Restaurant Review: Osteria del Pane, Herne Bay
An authentic taste of Italy is worth the wait at Osteria del Pane, says Jesse Mulligan
Address: 204 Jervois Rd, Herne Bay
Phone: (09) 378 8877
Drinks: Fully licensed
From the menu: Polenta chips $10, meatballs $14, crumbed chicken $18, mushroom and blue cheese pizza $22, gnocchi $14, sardine bucatini $14, fennel casarecce $14, tiramisu $12, apple tart $12
Strangers often send me emails asking where they should eat. They usually start by apologising for the imposition but I love it, so keep them coming. Specific is good — “where should I take my foodie friends from Sydney who are difficult to impress?” is better than “where should I eat next Saturday?”. But I’ll do my best for anyone who asks.
“My wife loves Italy and we’ve been looking for somewhere in Auckland that does really authentic Italian food,” wrote one correspondent recently. “Can you help?”.
Pasta e Cuore in Mt Eden sprang to mind, the outstandingly simple handmade pasta joint where the Bolognese chef (that sounds like she makes bolognese but I mean that she is from Bologna) takes careful responsibility for everything that leaves the kitchen, sometimes to a fault. It can take some time for food to arrive when things are busy, but it tastes so much like the home country and the setting is so pleasant that no one really minds.
There are good pizza places too, but few that do great pasta (Spacca in Remuera is one) so it was with high hopes that I visited Osteria del Pane, a purportedly authentic Italian restaurant operating in this unlikely Jervois Rd setting.
Of all the adjectives that describe Herne Bay “rustic authenticity” doesn’t usually spring to mind, but here they are, with a proper pizza oven in which they also bake bread.
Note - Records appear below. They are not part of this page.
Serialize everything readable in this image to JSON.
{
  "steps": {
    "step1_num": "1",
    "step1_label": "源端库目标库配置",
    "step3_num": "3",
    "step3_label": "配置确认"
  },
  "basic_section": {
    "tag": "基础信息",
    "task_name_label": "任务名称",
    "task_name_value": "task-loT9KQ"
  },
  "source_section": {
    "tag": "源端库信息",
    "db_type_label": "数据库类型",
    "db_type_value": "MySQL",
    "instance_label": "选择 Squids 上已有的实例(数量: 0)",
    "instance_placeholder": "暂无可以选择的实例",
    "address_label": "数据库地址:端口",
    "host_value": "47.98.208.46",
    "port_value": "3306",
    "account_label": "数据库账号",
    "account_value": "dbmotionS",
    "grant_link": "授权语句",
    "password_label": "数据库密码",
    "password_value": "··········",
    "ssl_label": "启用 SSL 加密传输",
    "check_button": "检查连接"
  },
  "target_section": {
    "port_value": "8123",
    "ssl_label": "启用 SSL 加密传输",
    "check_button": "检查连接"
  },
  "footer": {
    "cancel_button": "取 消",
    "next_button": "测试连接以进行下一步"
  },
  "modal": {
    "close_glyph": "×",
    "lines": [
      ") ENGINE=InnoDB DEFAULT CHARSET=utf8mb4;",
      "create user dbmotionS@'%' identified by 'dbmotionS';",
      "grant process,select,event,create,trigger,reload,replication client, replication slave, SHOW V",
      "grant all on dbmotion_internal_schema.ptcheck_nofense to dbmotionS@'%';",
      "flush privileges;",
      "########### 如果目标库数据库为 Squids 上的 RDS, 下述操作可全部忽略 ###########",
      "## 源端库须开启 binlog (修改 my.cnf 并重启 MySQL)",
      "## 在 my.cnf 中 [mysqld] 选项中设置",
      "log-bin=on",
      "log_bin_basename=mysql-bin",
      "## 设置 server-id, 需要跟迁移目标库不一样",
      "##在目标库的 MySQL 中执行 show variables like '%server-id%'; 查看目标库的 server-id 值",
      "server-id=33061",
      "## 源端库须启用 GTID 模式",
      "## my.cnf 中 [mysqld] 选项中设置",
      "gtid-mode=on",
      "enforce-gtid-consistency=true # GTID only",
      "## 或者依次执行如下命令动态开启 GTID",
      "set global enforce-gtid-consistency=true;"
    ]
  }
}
Plus they make the pasta onsite and, like Cuore, they both cook it themselves and sell dry little tangles of it at the front counter to people passing by.
There were two young men running the floor when we visited, both very handsome, mostly helpful and slightly dopey. One was from France and the other from Italy, which added to the continental vibe, but it took yonks to get a drink, which didn’t. Meanwhile, one of them took us through the menu highlighting the many things which were unavailable because the kitchen hadn’t done their grocery shopping properly.
I was there with my father who usually eats dinner at 6pm, but he’d sat through the live recording of my TV show so we didn’t get to the restaurant until after 8. As a result we were both very hungry and ordered most of what was still available on the menu. I asked for a glass of Sicilian wine because it reminded me of a holiday I once had there, and Dad ordered an espresso martini because he is Dad.
The wine and the martini both arrived in the same style of glass, a stemless tumbler, which made the cocktail look a bit like a Milo drink but Dad still enjoyed it. Meanwhile I gulped at my chardonnay in the way you do when you’ve been waiting for it for ages, so much so that when the waiter came past our table a minute later I saw him do a double take like “did I just serve that guy an empty glass?”.
The pizza is really good, a coarse semolina crust topped with tasty margarita tomato sauce, melted cheese and whatever other ingredients you’ve chosen. But even, say, the mushroom and blue cheese topping that we picked is still mainly about those DOP San Marzano tomatoes and a chin-dribbling slick of olive oil and whey.
The fresh baked bread is perhaps a bit of a letdown — slices from a tight narrow loaf rather than the bubbly sourdoughs you tend to come across these days. But the pasta won’t disappoint — pretty shapes hand-pinched from an eggy dough then plunged into boiling water just long enough to cook through but not so long that it doesn’t take some chewing.
We’ve been familiar with that phrase al dente for 30 years in New Zealand but a restaurant that serves properly toothy pasta is still a rare and beautiful thing.
If you’re ever confused about what sort of pasta to serve with what sort of sauce, a good rule of thumb is to match the shape of the shells to the shape of the ingredients. Serve chunky meaty sauce with short, stubby pasta, and long thin spaghetti with slippery oily emulsions.
That’s what they do here, with a bowl of fennel sausage fragments and semi-dried tomatoes mixed with twisted fingers of casarecce. I ate a fantastic Sicilian-style dish of sardines and bucatini (hollow spaghetti), with olive oil, lemon, white wine and capers finished with pangrattato, a fried breadcrumb condiment traditionally used when there wasn’t enough money for parmigiano.
The tiramisu is good and you can also get it to go, so I paid an extra $8 and took one home to my wife. When we were younger, she and I had the most romantic week of our lives in Italy, but with three sick children in the house we shared this dessert over two days, each grabbing little spoonfuls of it while the other cuddled, mopped and patted the little ones. Look where romance gets you.Share this: